Usually the most-read or “top-rated” books of the year during the year tend to be the thrillers and romance adventure; rarely are they the really good books that we’re always searching for. But Natalie decided to try out an intriguing title, and since she claimed it was her “favorite book of this decade, maybe century,” the rest of us joined the club. What follows is a slightly condensed 1×3 version (1 book, 3 reviewers) of our online discussion regarding Katherine Arden’s debut novel The Bear and the Nightingale.

Bear_Nightingale_CoverRECAP: Set in medieval times, the story centers around Vasilisa (or “Vasya”) Petrovna and her family in their village in the frozen tundra of Russia. What most of us didn’t know is that this story is a retelling of an old Russian folktale about a girl and the Frost King. So much of the story involves these fairytale-like household spirits; and Vasya spends much of the story discovering and trying to understand the unique gifts and powers she somehow has – and how to best protect the ones she loves with them.

What was your star rating (out of 5) for this book?

Natalie: 5 stars. Arden sets the scene well. I even felt the temperature changes as I read – the brutality of winter and the warmth of the fires.

AB: Also 5 stars. I was engaged the entire time, and I cared about the characters.

Meg: I’m going with 4.5 stars – I loved the writing style, characters, character development (mostly), creativity of storyline, and vivid locale depictions – but didn’t care for the somewhat stereotypical “fundamental religious evil guy” and the “Vasya as strong-woman feminist hero” by the end. Just so Hunger Games/Divergent to me.

[Natalie and AB roll eyes]  Continue reading

**CLOSED** Summer Giveaway – The Good Dream, by Donna Vanliere

the-good-dream**THIS GIVEAWAY IS NOW CLOSED**

In honor of summer a favorite book of the Club’s, we’re going to be giving away a gently used library-bound copy of The Good Dream, by Donna Vanliere.As posted earlier, this is Meg’s favorite Love Story (although it has nothing to do w/ the typical “romance” but delves deeper into the ties of motherhood-by-adoption). And AB has now become a fan too! We recently found a used copy of this book that we want to share with one of our readers – and we’re focusing this giveaway on our “follow-by-email” button. (But hear us out before you run away in fear of more spam email!) Continue reading

The Secret of Spellshadow Manor, by Bella Forrest

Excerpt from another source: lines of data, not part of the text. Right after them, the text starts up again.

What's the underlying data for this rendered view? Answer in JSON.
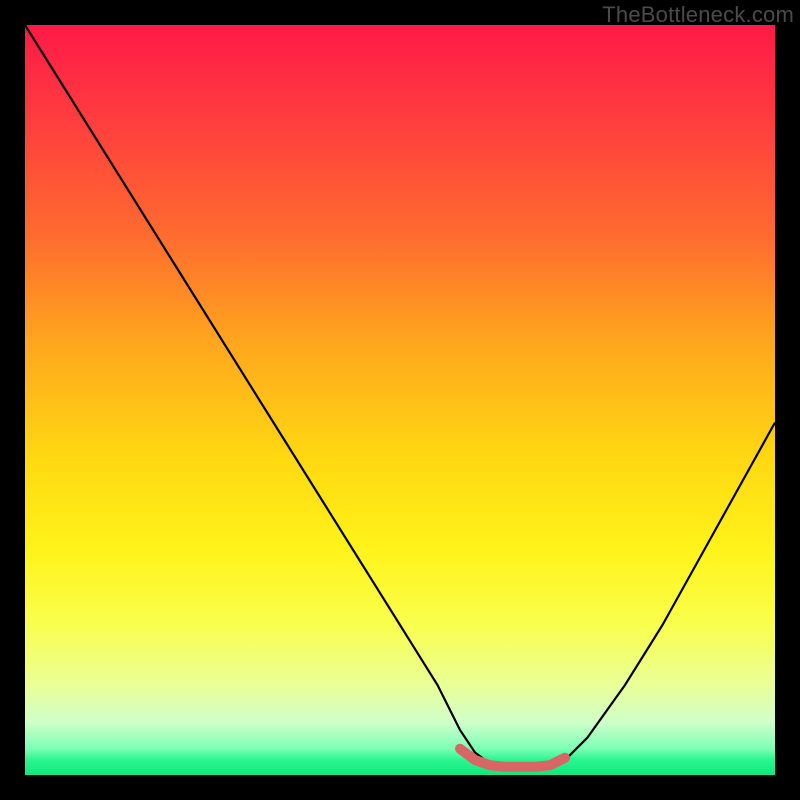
{
  "watermark": "TheBottleneck.com",
  "chart_data": {
    "type": "line",
    "title": "",
    "xlabel": "",
    "ylabel": "",
    "xlim": [
      0,
      100
    ],
    "ylim": [
      0,
      100
    ],
    "series": [
      {
        "name": "bottleneck-curve",
        "color": "#000000",
        "x": [
          0,
          5,
          10,
          15,
          20,
          25,
          30,
          35,
          40,
          45,
          50,
          55,
          58,
          60,
          62,
          64,
          66,
          68,
          70,
          72,
          75,
          80,
          85,
          90,
          95,
          100
        ],
        "y": [
          100,
          92,
          84,
          76,
          68,
          60,
          52,
          44,
          36,
          28,
          20,
          12,
          6,
          3,
          1.5,
          1,
          1,
          1,
          1.2,
          2,
          5,
          12,
          20,
          29,
          38,
          47
        ]
      },
      {
        "name": "optimal-range-marker",
        "color": "#d96666",
        "x": [
          58,
          60,
          62,
          64,
          66,
          68,
          70,
          72
        ],
        "y": [
          3.5,
          2.0,
          1.3,
          1.1,
          1.1,
          1.1,
          1.3,
          2.3
        ]
      }
    ],
    "background_gradient": {
      "top": "#ff1a47",
      "mid": "#ffe714",
      "bottom": "#11e77e"
    }
  }
}
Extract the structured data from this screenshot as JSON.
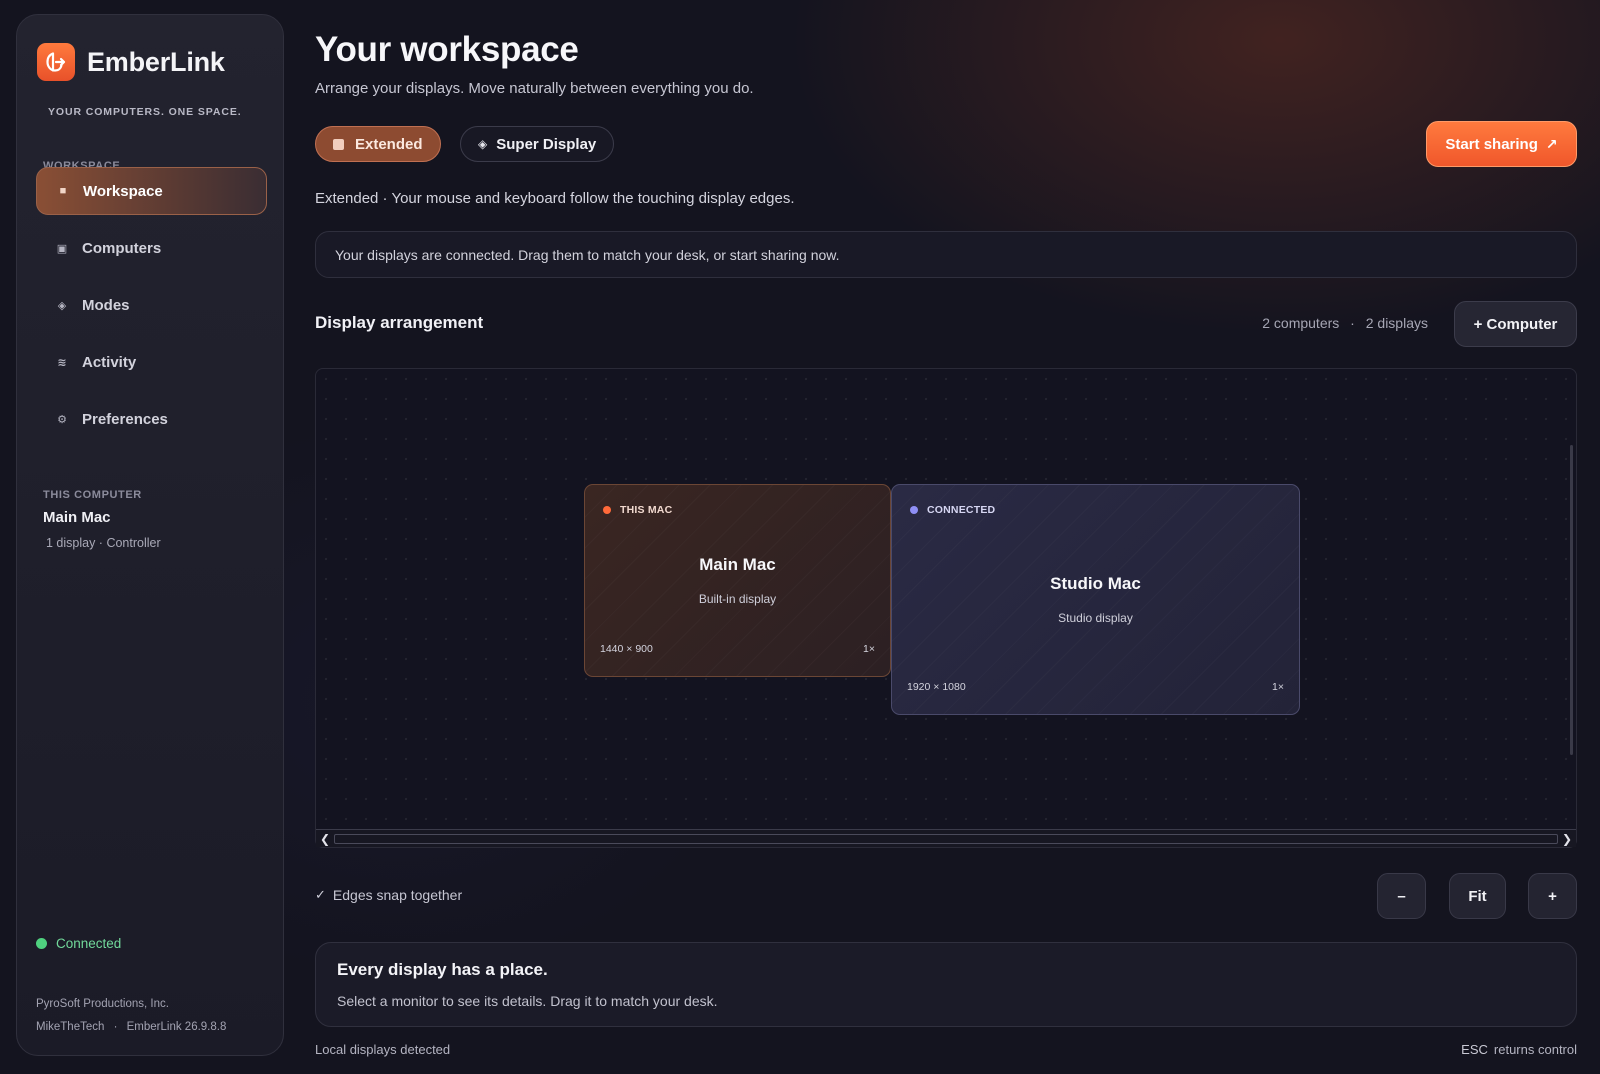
{
  "brand": {
    "name": "EmberLink",
    "tagline": "YOUR COMPUTERS. ONE SPACE."
  },
  "sidebar": {
    "section_label": "WORKSPACE",
    "items": [
      {
        "label": "Workspace",
        "icon": "square-icon",
        "glyph": "■",
        "active": true
      },
      {
        "label": "Computers",
        "icon": "monitor-icon",
        "glyph": "▣",
        "active": false
      },
      {
        "label": "Modes",
        "icon": "diamond-icon",
        "glyph": "◈",
        "active": false
      },
      {
        "label": "Activity",
        "icon": "activity-icon",
        "glyph": "≋",
        "active": false
      },
      {
        "label": "Preferences",
        "icon": "gear-icon",
        "glyph": "⚙",
        "active": false
      }
    ],
    "this_computer": {
      "label": "THIS COMPUTER",
      "name": "Main Mac",
      "meta": "1 display · Controller"
    },
    "status": {
      "label": "Connected",
      "color": "#4fd17f"
    },
    "footer": {
      "company": "PyroSoft Productions, Inc.",
      "user": "MikeTheTech",
      "separator": "·",
      "version": "EmberLink 26.9.8.8"
    }
  },
  "header": {
    "title": "Your workspace",
    "subtitle": "Arrange your displays. Move naturally between everything you do."
  },
  "modes": {
    "extended_label": "Extended",
    "super_display_label": "Super Display",
    "description": "Extended · Your mouse and keyboard follow the touching display edges."
  },
  "actions": {
    "start_sharing": "Start sharing",
    "start_icon": "↗"
  },
  "banner": {
    "text": "Your displays are connected. Drag them to match your desk, or start sharing now."
  },
  "arrangement": {
    "title": "Display arrangement",
    "computers_count": "2 computers",
    "count_separator": "·",
    "displays_count": "2 displays",
    "add_computer": "+ Computer",
    "displays": [
      {
        "tag": "THIS MAC",
        "name": "Main Mac",
        "sub": "Built-in display",
        "resolution": "1440 × 900",
        "scale": "1×"
      },
      {
        "tag": "CONNECTED",
        "name": "Studio Mac",
        "sub": "Studio display",
        "resolution": "1920 × 1080",
        "scale": "1×"
      }
    ],
    "snap": {
      "check": "✓",
      "label": "Edges snap together"
    },
    "zoom": {
      "out": "–",
      "fit": "Fit",
      "in": "+"
    }
  },
  "info": {
    "title": "Every display has a place.",
    "text": "Select a monitor to see its details. Drag it to match your desk."
  },
  "footer": {
    "left": "Local displays detected",
    "key": "ESC",
    "right": "returns control"
  },
  "colors": {
    "accent": "#f0572b",
    "accent_light": "#ff7a3e",
    "connected": "#4fd17f",
    "studio_dot": "#8f8ff5"
  }
}
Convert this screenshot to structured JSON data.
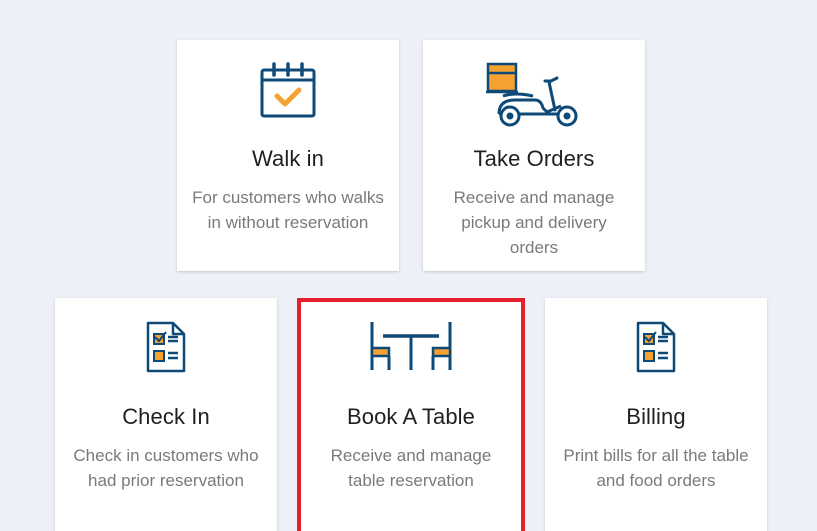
{
  "cards": [
    {
      "id": "walk-in",
      "title": "Walk in",
      "description": "For customers who walks in without reservation",
      "icon": "calendar-check-icon"
    },
    {
      "id": "take-orders",
      "title": "Take Orders",
      "description": "Receive and manage pickup and delivery orders",
      "icon": "delivery-scooter-icon"
    },
    {
      "id": "check-in",
      "title": "Check In",
      "description": "Check in customers who had prior reservation",
      "icon": "checklist-document-icon"
    },
    {
      "id": "book-table",
      "title": "Book A Table",
      "description": "Receive and manage table reservation",
      "icon": "table-chairs-icon",
      "highlighted": true
    },
    {
      "id": "billing",
      "title": "Billing",
      "description": "Print bills for all the table and food orders",
      "icon": "bill-document-icon"
    }
  ],
  "colors": {
    "icon_blue": "#0e4a78",
    "icon_orange": "#f5a232",
    "highlight": "#e3202b",
    "background": "#edf0f7"
  }
}
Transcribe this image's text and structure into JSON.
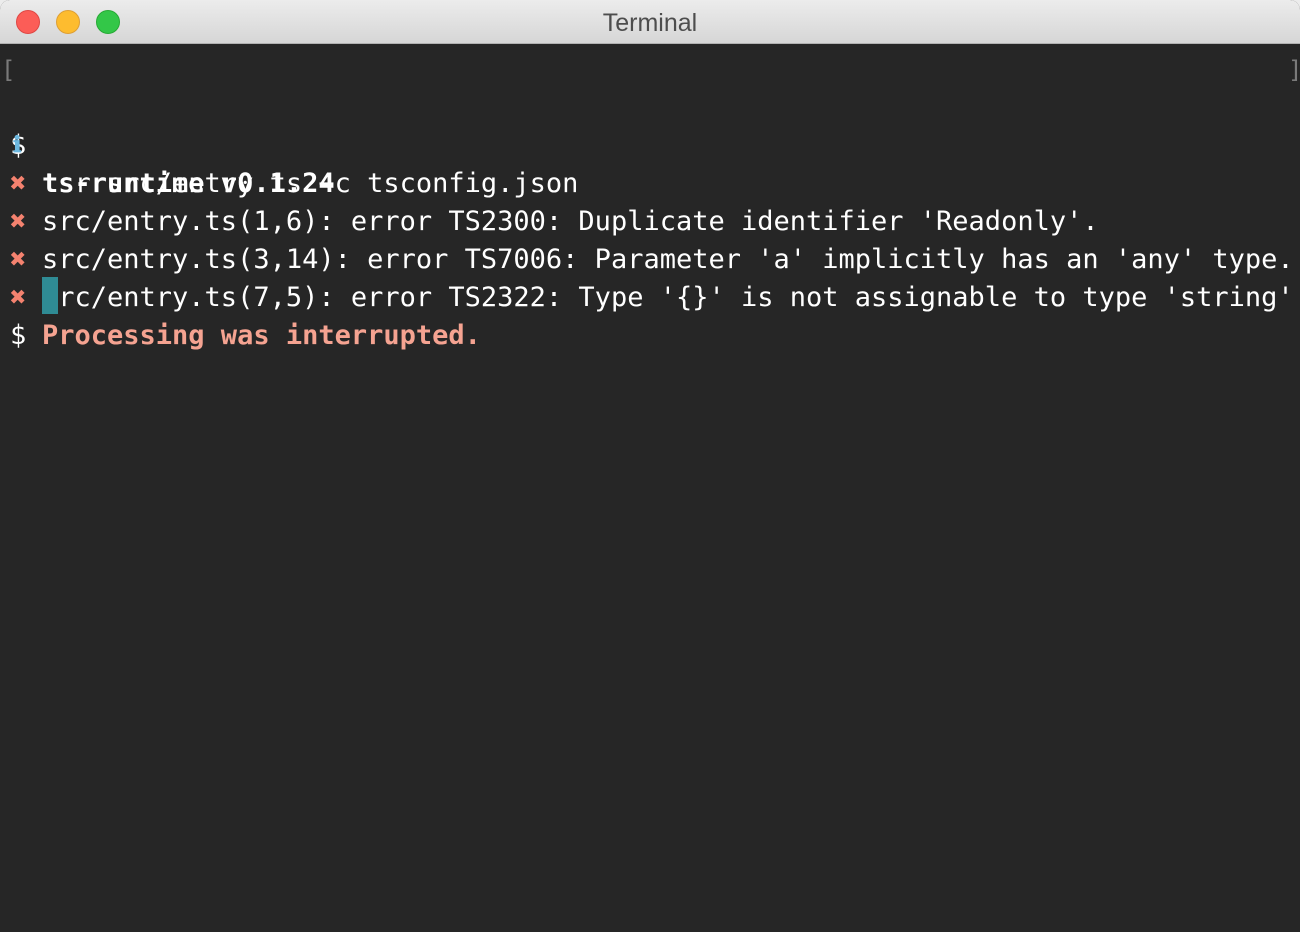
{
  "window": {
    "title": "Terminal"
  },
  "terminal": {
    "command": {
      "prompt": "$",
      "text": "tsr src/entry.ts −c tsconfig.json"
    },
    "version": {
      "icon": "info-icon",
      "symbol": "ℹ",
      "text": "ts-runtime v0.1.24"
    },
    "errors": [
      {
        "icon": "error-icon",
        "symbol": "✖",
        "text": "src/entry.ts(1,6): error TS2300: Duplicate identifier 'Readonly'."
      },
      {
        "icon": "error-icon",
        "symbol": "✖",
        "text": "src/entry.ts(3,14): error TS7006: Parameter 'a' implicitly has an 'any' type."
      },
      {
        "icon": "error-icon",
        "symbol": "✖",
        "text": "src/entry.ts(7,5): error TS2322: Type '{}' is not assignable to type 'string'."
      }
    ],
    "interrupted": {
      "icon": "error-icon",
      "symbol": "✖",
      "text": "Processing was interrupted."
    },
    "prompt": {
      "symbol": "$"
    },
    "brackets": {
      "left": "[",
      "right": "]"
    }
  },
  "colors": {
    "background": "#262626",
    "foreground": "#ffffff",
    "info": "#6cb8e0",
    "error": "#f4826f",
    "interrupted": "#f5a391",
    "cursor": "#2f8b94"
  }
}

spellI’d like to say that I’ve never succumbed to the lure of clickbait. Usually I’m a strong person on Facebook. Clickbait? That’s for simpletons. But … well, there was this kind of ad post with a cool-looking book cover for The Secret of Spellshadow Manor that said “If you loved Harry Potter, you will LOVE this new series! Get the kindle deal today only!” And unfortunately, I’m a huge HP fan, and, well, anyway it was a great kindle deal. I mean, yeah, the author is known for a ton of cranked-out vampire mysteries, but this could be her Shining Star … right? Continue reading